Element data from apps and pages
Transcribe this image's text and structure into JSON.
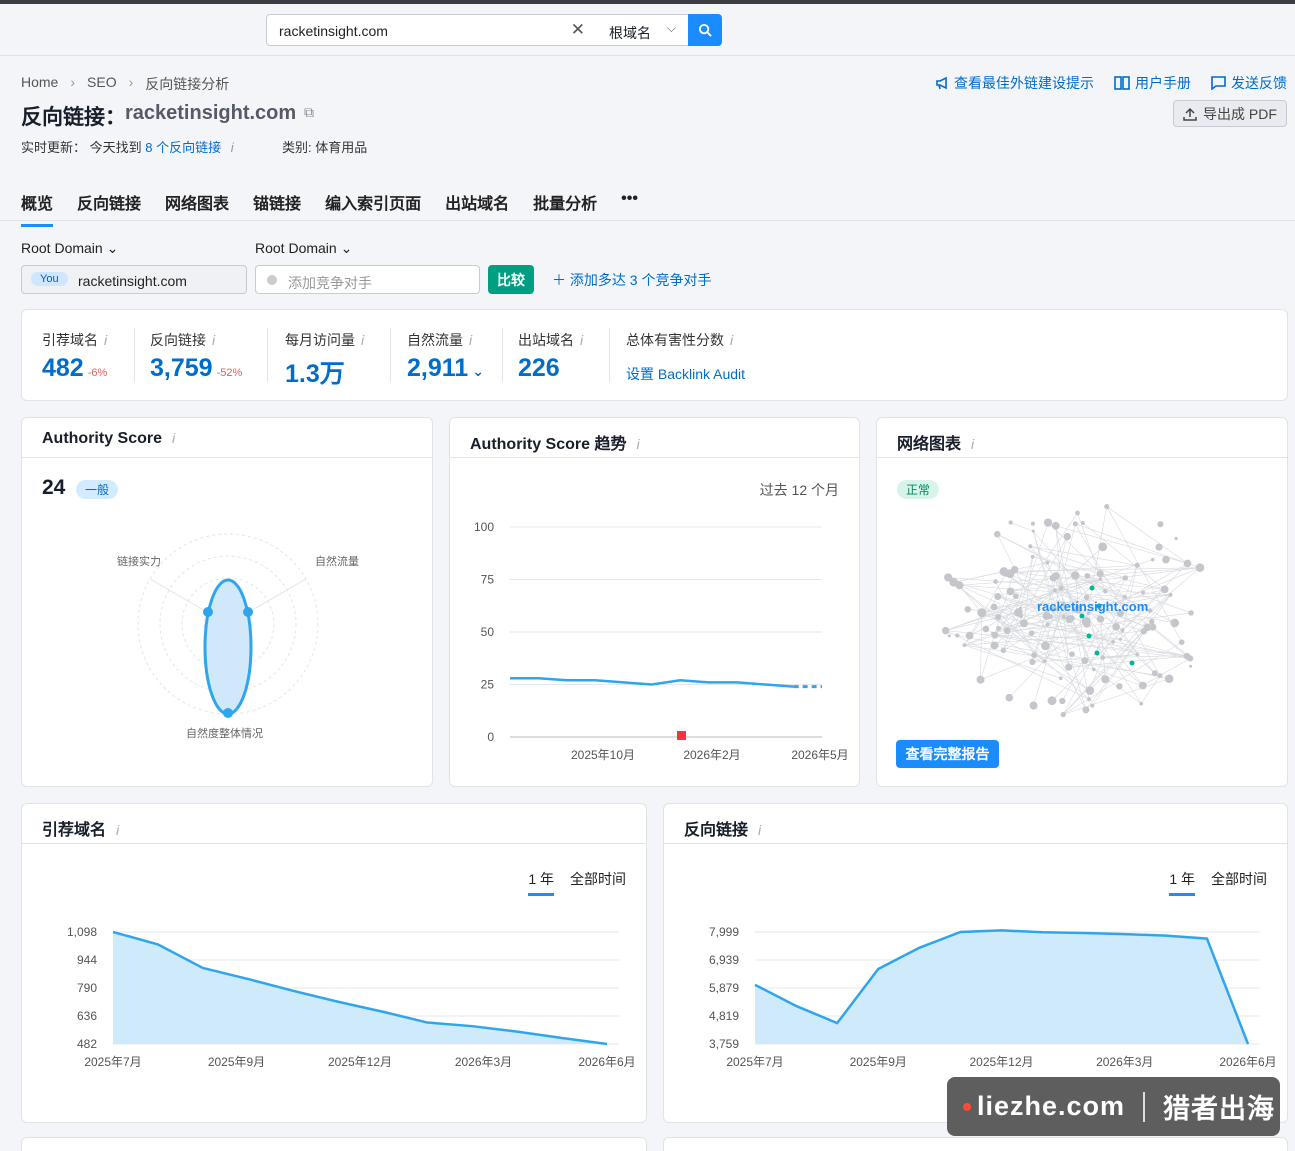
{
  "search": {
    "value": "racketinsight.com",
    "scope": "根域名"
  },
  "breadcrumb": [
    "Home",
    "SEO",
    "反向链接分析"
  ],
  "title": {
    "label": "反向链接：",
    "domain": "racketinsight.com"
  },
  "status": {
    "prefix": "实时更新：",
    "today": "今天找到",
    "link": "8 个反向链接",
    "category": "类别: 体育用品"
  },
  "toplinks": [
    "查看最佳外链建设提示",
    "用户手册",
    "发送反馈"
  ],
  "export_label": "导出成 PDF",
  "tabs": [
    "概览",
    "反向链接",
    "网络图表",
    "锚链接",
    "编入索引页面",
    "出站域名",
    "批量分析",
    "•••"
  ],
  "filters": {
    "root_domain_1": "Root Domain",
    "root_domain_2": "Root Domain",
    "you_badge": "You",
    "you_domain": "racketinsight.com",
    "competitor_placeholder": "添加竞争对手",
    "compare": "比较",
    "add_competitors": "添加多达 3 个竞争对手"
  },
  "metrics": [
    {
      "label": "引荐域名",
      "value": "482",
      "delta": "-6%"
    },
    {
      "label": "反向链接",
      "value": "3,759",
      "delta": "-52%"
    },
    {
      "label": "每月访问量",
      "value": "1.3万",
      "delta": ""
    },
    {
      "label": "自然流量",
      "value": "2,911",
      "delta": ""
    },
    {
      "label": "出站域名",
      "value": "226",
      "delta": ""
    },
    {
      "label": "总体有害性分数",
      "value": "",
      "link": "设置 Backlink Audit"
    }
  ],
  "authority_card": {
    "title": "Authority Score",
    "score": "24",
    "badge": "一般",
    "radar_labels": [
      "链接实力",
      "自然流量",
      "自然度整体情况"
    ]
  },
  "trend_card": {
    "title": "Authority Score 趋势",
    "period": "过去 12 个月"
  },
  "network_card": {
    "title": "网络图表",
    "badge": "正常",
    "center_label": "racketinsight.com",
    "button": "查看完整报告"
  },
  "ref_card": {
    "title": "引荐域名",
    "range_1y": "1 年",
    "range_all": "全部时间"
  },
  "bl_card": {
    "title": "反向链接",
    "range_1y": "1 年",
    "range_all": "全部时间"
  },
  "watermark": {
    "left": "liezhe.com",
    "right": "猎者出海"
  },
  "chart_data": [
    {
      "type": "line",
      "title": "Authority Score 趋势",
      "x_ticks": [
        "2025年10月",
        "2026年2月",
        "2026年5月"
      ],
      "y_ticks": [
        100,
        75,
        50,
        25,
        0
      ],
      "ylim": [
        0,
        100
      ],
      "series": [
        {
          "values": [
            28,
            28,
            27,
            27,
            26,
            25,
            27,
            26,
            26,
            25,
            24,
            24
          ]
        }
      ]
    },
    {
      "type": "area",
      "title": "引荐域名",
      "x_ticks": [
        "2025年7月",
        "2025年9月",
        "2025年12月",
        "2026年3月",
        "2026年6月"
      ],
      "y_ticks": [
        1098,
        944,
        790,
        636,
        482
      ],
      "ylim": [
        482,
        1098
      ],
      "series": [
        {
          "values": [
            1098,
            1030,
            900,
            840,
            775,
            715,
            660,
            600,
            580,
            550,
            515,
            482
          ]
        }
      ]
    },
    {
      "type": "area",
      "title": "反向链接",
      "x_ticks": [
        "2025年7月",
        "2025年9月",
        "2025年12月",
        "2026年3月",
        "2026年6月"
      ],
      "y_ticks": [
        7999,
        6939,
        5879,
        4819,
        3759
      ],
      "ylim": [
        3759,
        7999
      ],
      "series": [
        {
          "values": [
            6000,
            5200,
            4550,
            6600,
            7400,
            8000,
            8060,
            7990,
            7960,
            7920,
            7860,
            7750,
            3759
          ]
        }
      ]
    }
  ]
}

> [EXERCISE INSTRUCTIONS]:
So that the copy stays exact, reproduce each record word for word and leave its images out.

> [EXERCISE RESPONSE]:
Transcribe this image's text and structure into JSON.
{
  "search": {
    "value": "racketinsight.com",
    "scope": "根域名"
  },
  "breadcrumb": [
    "Home",
    "SEO",
    "反向链接分析"
  ],
  "title": {
    "label": "反向链接：",
    "domain": "racketinsight.com"
  },
  "status": {
    "prefix": "实时更新：",
    "today": "今天找到",
    "link": "8 个反向链接",
    "category": "类别: 体育用品"
  },
  "toplinks": [
    "查看最佳外链建设提示",
    "用户手册",
    "发送反馈"
  ],
  "export_label": "导出成 PDF",
  "tabs": [
    "概览",
    "反向链接",
    "网络图表",
    "锚链接",
    "编入索引页面",
    "出站域名",
    "批量分析",
    "•••"
  ],
  "filters": {
    "root_domain_1": "Root Domain",
    "root_domain_2": "Root Domain",
    "you_badge": "You",
    "you_domain": "racketinsight.com",
    "competitor_placeholder": "添加竞争对手",
    "compare": "比较",
    "add_competitors": "添加多达 3 个竞争对手"
  },
  "metrics": [
    {
      "label": "引荐域名",
      "value": "482",
      "delta": "-6%"
    },
    {
      "label": "反向链接",
      "value": "3,759",
      "delta": "-52%"
    },
    {
      "label": "每月访问量",
      "value": "1.3万",
      "delta": ""
    },
    {
      "label": "自然流量",
      "value": "2,911",
      "delta": ""
    },
    {
      "label": "出站域名",
      "value": "226",
      "delta": ""
    },
    {
      "label": "总体有害性分数",
      "value": "",
      "link": "设置 Backlink Audit"
    }
  ],
  "authority_card": {
    "title": "Authority Score",
    "score": "24",
    "badge": "一般",
    "radar_labels": [
      "链接实力",
      "自然流量",
      "自然度整体情况"
    ]
  },
  "trend_card": {
    "title": "Authority Score 趋势",
    "period": "过去 12 个月"
  },
  "network_card": {
    "title": "网络图表",
    "badge": "正常",
    "center_label": "racketinsight.com",
    "button": "查看完整报告"
  },
  "ref_card": {
    "title": "引荐域名",
    "range_1y": "1 年",
    "range_all": "全部时间"
  },
  "bl_card": {
    "title": "反向链接",
    "range_1y": "1 年",
    "range_all": "全部时间"
  },
  "watermark": {
    "left": "liezhe.com",
    "right": "猎者出海"
  },
  "chart_data": [
    {
      "type": "line",
      "title": "Authority Score 趋势",
      "x_ticks": [
        "2025年10月",
        "2026年2月",
        "2026年5月"
      ],
      "y_ticks": [
        100,
        75,
        50,
        25,
        0
      ],
      "ylim": [
        0,
        100
      ],
      "series": [
        {
          "values": [
            28,
            28,
            27,
            27,
            26,
            25,
            27,
            26,
            26,
            25,
            24,
            24
          ]
        }
      ]
    },
    {
      "type": "area",
      "title": "引荐域名",
      "x_ticks": [
        "2025年7月",
        "2025年9月",
        "2025年12月",
        "2026年3月",
        "2026年6月"
      ],
      "y_ticks": [
        1098,
        944,
        790,
        636,
        482
      ],
      "ylim": [
        482,
        1098
      ],
      "series": [
        {
          "values": [
            1098,
            1030,
            900,
            840,
            775,
            715,
            660,
            600,
            580,
            550,
            515,
            482
          ]
        }
      ]
    },
    {
      "type": "area",
      "title": "反向链接",
      "x_ticks": [
        "2025年7月",
        "2025年9月",
        "2025年12月",
        "2026年3月",
        "2026年6月"
      ],
      "y_ticks": [
        7999,
        6939,
        5879,
        4819,
        3759
      ],
      "ylim": [
        3759,
        7999
      ],
      "series": [
        {
          "values": [
            6000,
            5200,
            4550,
            6600,
            7400,
            8000,
            8060,
            7990,
            7960,
            7920,
            7860,
            7750,
            3759
          ]
        }
      ]
    }
  ]
}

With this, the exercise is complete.